Exercise requirements:
Using the listing below, report how many lines contain the word "likes" and give no other words.

....................

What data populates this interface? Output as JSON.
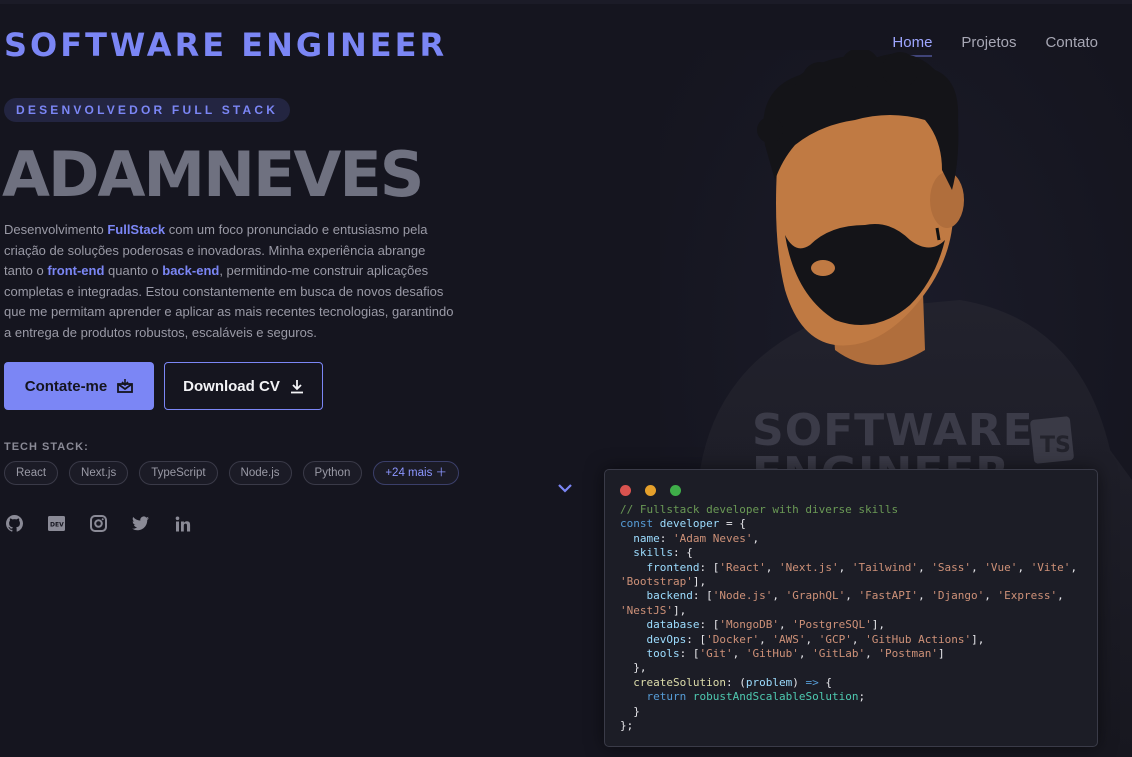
{
  "header": {
    "brand": "SOFTWARE ENGINEER",
    "nav": [
      {
        "label": "Home",
        "active": true
      },
      {
        "label": "Projetos",
        "active": false
      },
      {
        "label": "Contato",
        "active": false
      }
    ]
  },
  "hero": {
    "badge": "DESENVOLVEDOR FULL STACK",
    "name": "ADAMNEVES",
    "description": {
      "p1": "Desenvolvimento ",
      "h1": "FullStack",
      "p2": " com um foco pronunciado e entusiasmo pela criação de soluções poderosas e inovadoras. Minha experiência abrange tanto o ",
      "h2": "front-end",
      "p3": " quanto o ",
      "h3": "back-end",
      "p4": ", permitindo-me construir aplicações completas e integradas. Estou constantemente em busca de novos desafios que me permitam aprender e aplicar as mais recentes tecnologias, garantindo a entrega de produtos robustos, escaláveis e seguros."
    },
    "buttons": {
      "contact": "Contate-me",
      "download": "Download CV"
    },
    "tech_stack": {
      "label": "TECH STACK:",
      "chips": [
        "React",
        "Next.js",
        "TypeScript",
        "Node.js",
        "Python"
      ],
      "more": "+24 mais ＋"
    },
    "socials": [
      "github-icon",
      "dev-icon",
      "instagram-icon",
      "twitter-icon",
      "linkedin-icon"
    ]
  },
  "portrait": {
    "shirt_text_line1": "SOFTWARE",
    "shirt_text_line2": "ENGINEER",
    "sleeve_badge": "TS"
  },
  "code_window": {
    "dot_colors": [
      "#ff5f57",
      "#febc2e",
      "#28c840"
    ],
    "comment": "// Fullstack developer with diverse skills",
    "name": "'Adam Neves'",
    "frontend": [
      "'React'",
      "'Next.js'",
      "'Tailwind'",
      "'Sass'",
      "'Vue'",
      "'Vite'",
      "'Bootstrap'"
    ],
    "backend": [
      "'Node.js'",
      "'GraphQL'",
      "'FastAPI'",
      "'Django'",
      "'Express'",
      "'NestJS'"
    ],
    "database": [
      "'MongoDB'",
      "'PostgreSQL'"
    ],
    "devOps": [
      "'Docker'",
      "'AWS'",
      "'GCP'",
      "'GitHub Actions'"
    ],
    "tools": [
      "'Git'",
      "'GitHub'",
      "'GitLab'",
      "'Postman'"
    ],
    "return_value": "robustAndScalableSolution"
  },
  "colors": {
    "accent": "#7b86f5",
    "background": "#15151f",
    "code_bg": "#1c1d26"
  }
}
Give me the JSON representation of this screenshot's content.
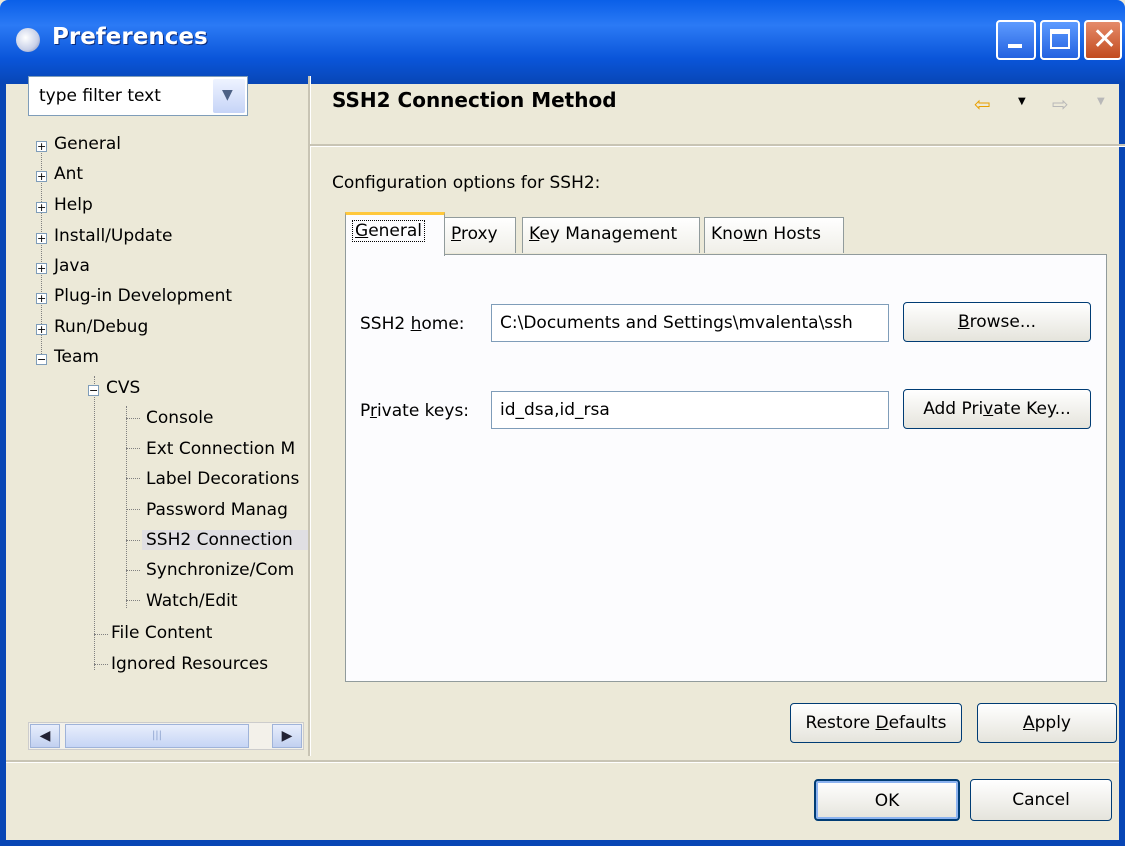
{
  "window": {
    "title": "Preferences"
  },
  "filter": {
    "placeholder": "type filter text"
  },
  "tree": {
    "items": [
      {
        "label": "General",
        "state": "collapsed"
      },
      {
        "label": "Ant",
        "state": "collapsed"
      },
      {
        "label": "Help",
        "state": "collapsed"
      },
      {
        "label": "Install/Update",
        "state": "collapsed"
      },
      {
        "label": "Java",
        "state": "collapsed"
      },
      {
        "label": "Plug-in Development",
        "state": "collapsed"
      },
      {
        "label": "Run/Debug",
        "state": "collapsed"
      },
      {
        "label": "Team",
        "state": "expanded"
      },
      {
        "label": "CVS",
        "state": "expanded"
      },
      {
        "label": "Console"
      },
      {
        "label": "Ext Connection M"
      },
      {
        "label": "Label Decorations"
      },
      {
        "label": "Password Manag"
      },
      {
        "label": "SSH2 Connection",
        "selected": true
      },
      {
        "label": "Synchronize/Com"
      },
      {
        "label": "Watch/Edit"
      },
      {
        "label": "File Content"
      },
      {
        "label": "Ignored Resources"
      }
    ]
  },
  "page": {
    "title": "SSH2 Connection Method",
    "config_label": "Configuration options for SSH2:",
    "tabs": [
      {
        "label": "General",
        "mnemonic": "G",
        "rest": "eneral"
      },
      {
        "label": "Proxy",
        "mnemonic": "P",
        "rest": "roxy"
      },
      {
        "label": "Key Management",
        "mnemonic": "K",
        "rest": "ey Management"
      },
      {
        "label": "Known Hosts",
        "pre": "Kno",
        "mnemonic": "w",
        "rest": "n Hosts"
      }
    ],
    "ssh2_home": {
      "label_pre": "SSH2 ",
      "label_mn": "h",
      "label_rest": "ome:",
      "value": "C:\\Documents and Settings\\mvalenta\\ssh",
      "browse_mn": "B",
      "browse_rest": "rowse..."
    },
    "private_keys": {
      "label_pre": "P",
      "label_mn": "r",
      "label_rest": "ivate keys:",
      "value": "id_dsa,id_rsa",
      "add_pre": "Add Pri",
      "add_mn": "v",
      "add_rest": "ate Key..."
    },
    "restore": {
      "pre": "Restore ",
      "mn": "D",
      "rest": "efaults"
    },
    "apply": {
      "mn": "A",
      "rest": "pply"
    }
  },
  "dialog": {
    "ok": "OK",
    "cancel": "Cancel"
  },
  "icons": {
    "back": "back-arrow-icon",
    "forward": "forward-arrow-icon"
  },
  "colors": {
    "titlebar": "#0a5fe8",
    "dialog_bg": "#ece9d8",
    "active_tab_accent": "#ffc83c",
    "back_arrow": "#e8a000"
  }
}
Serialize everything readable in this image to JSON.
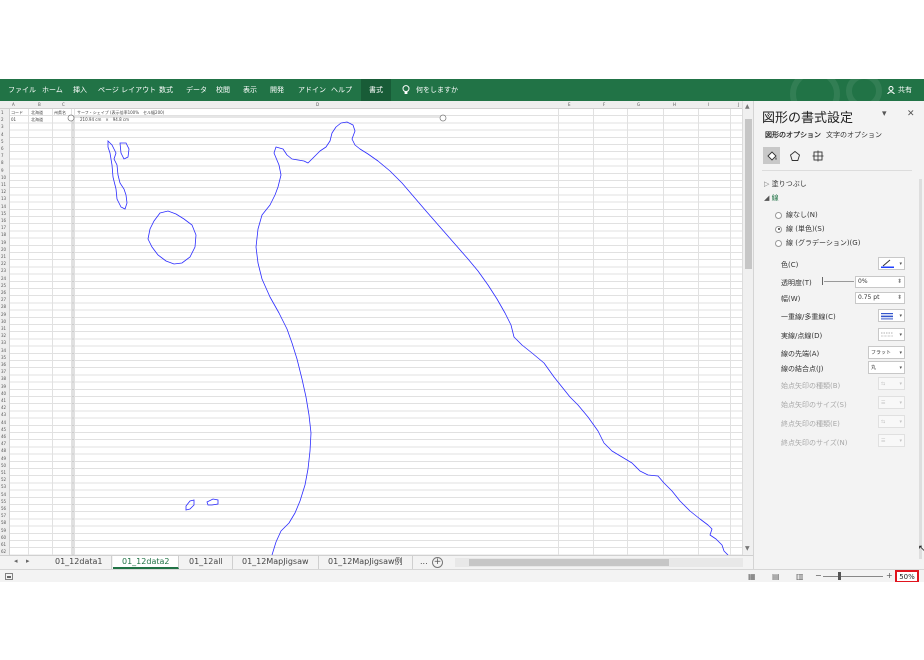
{
  "ribbon": {
    "tabs": [
      {
        "label": "ファイル",
        "name": "tab-file"
      },
      {
        "label": "ホーム",
        "name": "tab-home"
      },
      {
        "label": "挿入",
        "name": "tab-insert"
      },
      {
        "label": "ページ レイアウト",
        "name": "tab-page-layout"
      },
      {
        "label": "数式",
        "name": "tab-formulas"
      },
      {
        "label": "データ",
        "name": "tab-data"
      },
      {
        "label": "校閲",
        "name": "tab-review"
      },
      {
        "label": "表示",
        "name": "tab-view"
      },
      {
        "label": "開発",
        "name": "tab-developer"
      },
      {
        "label": "アドイン",
        "name": "tab-addins"
      },
      {
        "label": "ヘルプ",
        "name": "tab-help"
      },
      {
        "label": "書式",
        "name": "tab-format"
      }
    ],
    "tell_me": "何をしますか",
    "share": "共有",
    "color": "#217346"
  },
  "sheet": {
    "columns": [
      "A",
      "B",
      "C",
      "D",
      "E",
      "F",
      "G",
      "H",
      "I",
      "J"
    ],
    "row_count": 62,
    "row1": [
      "コード",
      "北海道",
      "州県名",
      "サーフ・シェイプ (表示倍率100%　セル幅200)"
    ],
    "row2": [
      "01",
      "北海道",
      "210.94 cm　×　94.8 cm"
    ],
    "shape_color": "#2b2bff"
  },
  "sheet_tabs": {
    "tabs": [
      "01_12data1",
      "01_12data2",
      "01_12all",
      "01_12MapJigsaw",
      "01_12MapJigsaw例"
    ],
    "active": "01_12data2",
    "more": "..."
  },
  "status": {
    "zoom": "50%"
  },
  "format_pane": {
    "title": "図形の書式設定",
    "subtabs": [
      "図形のオプション",
      "文字のオプション"
    ],
    "sections": {
      "fill": "塗りつぶし",
      "line": "線"
    },
    "radios": [
      {
        "label": "線なし(N)",
        "checked": false
      },
      {
        "label": "線 (単色)(S)",
        "checked": true
      },
      {
        "label": "線 (グラデーション)(G)",
        "checked": false
      }
    ],
    "props": {
      "color": "色(C)",
      "transparency": "透明度(T)",
      "transparency_value": "0%",
      "width": "幅(W)",
      "width_value": "0.75 pt",
      "compound": "一重線/多重線(C)",
      "dash": "実線/点線(D)",
      "cap": "線の先端(A)",
      "cap_value": "フラット",
      "join": "線の結合点(J)",
      "join_value": "丸",
      "begin_arrow_type": "始点矢印の種類(B)",
      "begin_arrow_size": "始点矢印のサイズ(S)",
      "end_arrow_type": "終点矢印の種類(E)",
      "end_arrow_size": "終点矢印のサイズ(N)"
    },
    "line_color": "#1f3fff"
  }
}
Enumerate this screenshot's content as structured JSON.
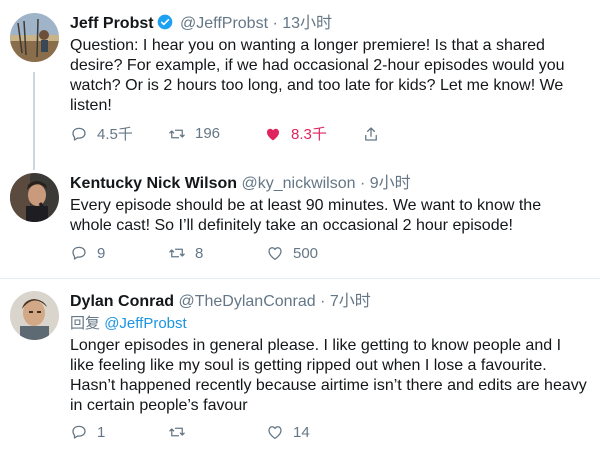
{
  "colors": {
    "link": "#1b95e0",
    "like": "#e0245e",
    "muted": "#657786",
    "verified": "#1da1f2"
  },
  "tweets": [
    {
      "name": "Jeff Probst",
      "handle": "@JeffProbst",
      "dot": "·",
      "time": "13小时",
      "verified": true,
      "text": "Question:  I hear you on wanting a longer premiere! Is that a shared\ndesire?  For example, if we had occasional 2-hour episodes would you\nwatch?  Or is 2 hours too long, and too late for kids?  Let me know!  We\nlisten!",
      "replies": "4.5千",
      "retweets": "196",
      "likes": "8.3千"
    },
    {
      "name": "Kentucky Nick Wilson",
      "handle": "@ky_nickwilson",
      "dot": "·",
      "time": "9小时",
      "text": "Every episode should be at least 90 minutes. We want to know the\nwhole cast! So I’ll definitely take an occasional 2 hour episode!",
      "replies": "9",
      "retweets": "8",
      "likes": "500"
    },
    {
      "name": "Dylan Conrad",
      "handle": "@TheDylanConrad",
      "dot": "·",
      "time": "7小时",
      "reply_label": "回复",
      "reply_mention": "@JeffProbst",
      "text": "Longer episodes in general please. I like getting to know people and I\nlike feeling like my soul is getting ripped out when I lose a favourite.\nHasn’t happened recently because airtime isn’t there and edits are heavy\nin certain people’s favour",
      "replies": "1",
      "retweets": "",
      "likes": "14"
    }
  ],
  "icons": [
    "reply-icon",
    "retweet-icon",
    "like-icon",
    "share-icon",
    "verified-icon"
  ]
}
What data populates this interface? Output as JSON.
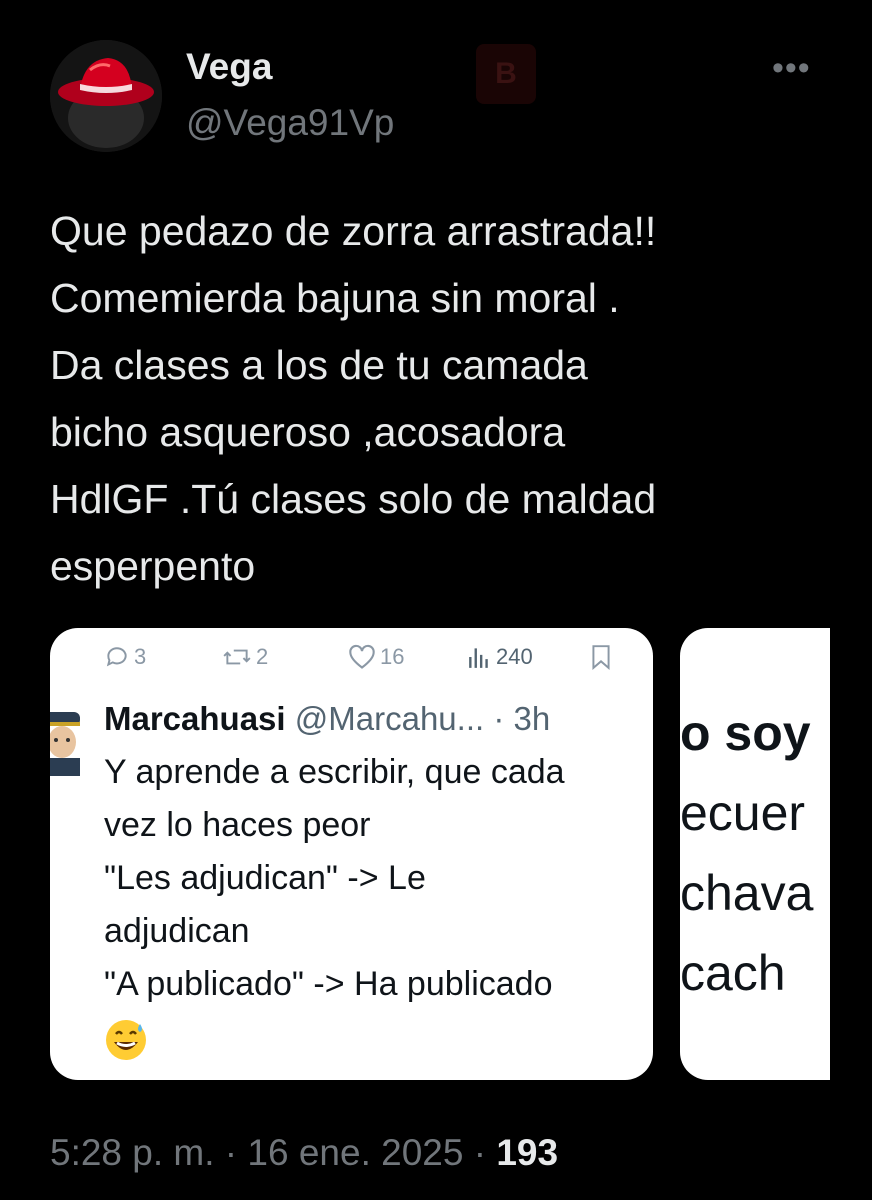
{
  "author": {
    "name": "Vega",
    "handle": "@Vega91Vp"
  },
  "body_lines": [
    "Que pedazo de zorra arrastrada!!",
    "Comemierda bajuna sin moral .",
    "Da clases a los de tu camada",
    "bicho asqueroso ,acosadora",
    "HdlGF .Tú clases solo de maldad",
    "esperpento"
  ],
  "embedded": {
    "stats": {
      "replies": "3",
      "reposts": "2",
      "likes": "16",
      "views": "240"
    },
    "reply": {
      "name": "Marcahuasi",
      "handle_time": "@Marcahu... · 3h",
      "lines": [
        "Y aprende a escribir, que cada",
        "vez lo haces peor",
        "\"Les adjudican\" -> Le",
        "adjudican",
        "\"A publicado\" -> Ha publicado"
      ],
      "emoji_icon": "grinning-face-with-sweat-emoji"
    },
    "second_card_lines": [
      "o soy",
      "ecuer",
      "chava",
      "cach"
    ]
  },
  "footer": {
    "meta": "5:28 p. m. · 16 ene. 2025 · ",
    "views": "193"
  },
  "colors": {
    "background": "#000000",
    "text": "#e7e9ea",
    "muted": "#71767b"
  }
}
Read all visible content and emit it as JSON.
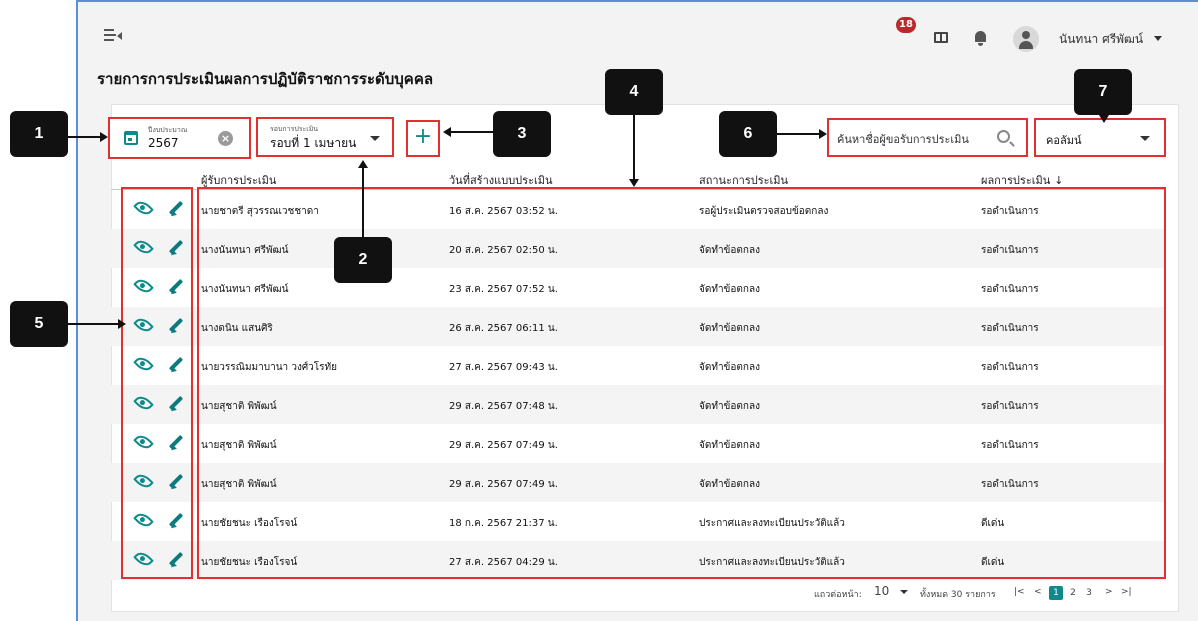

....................

Response to the task:
4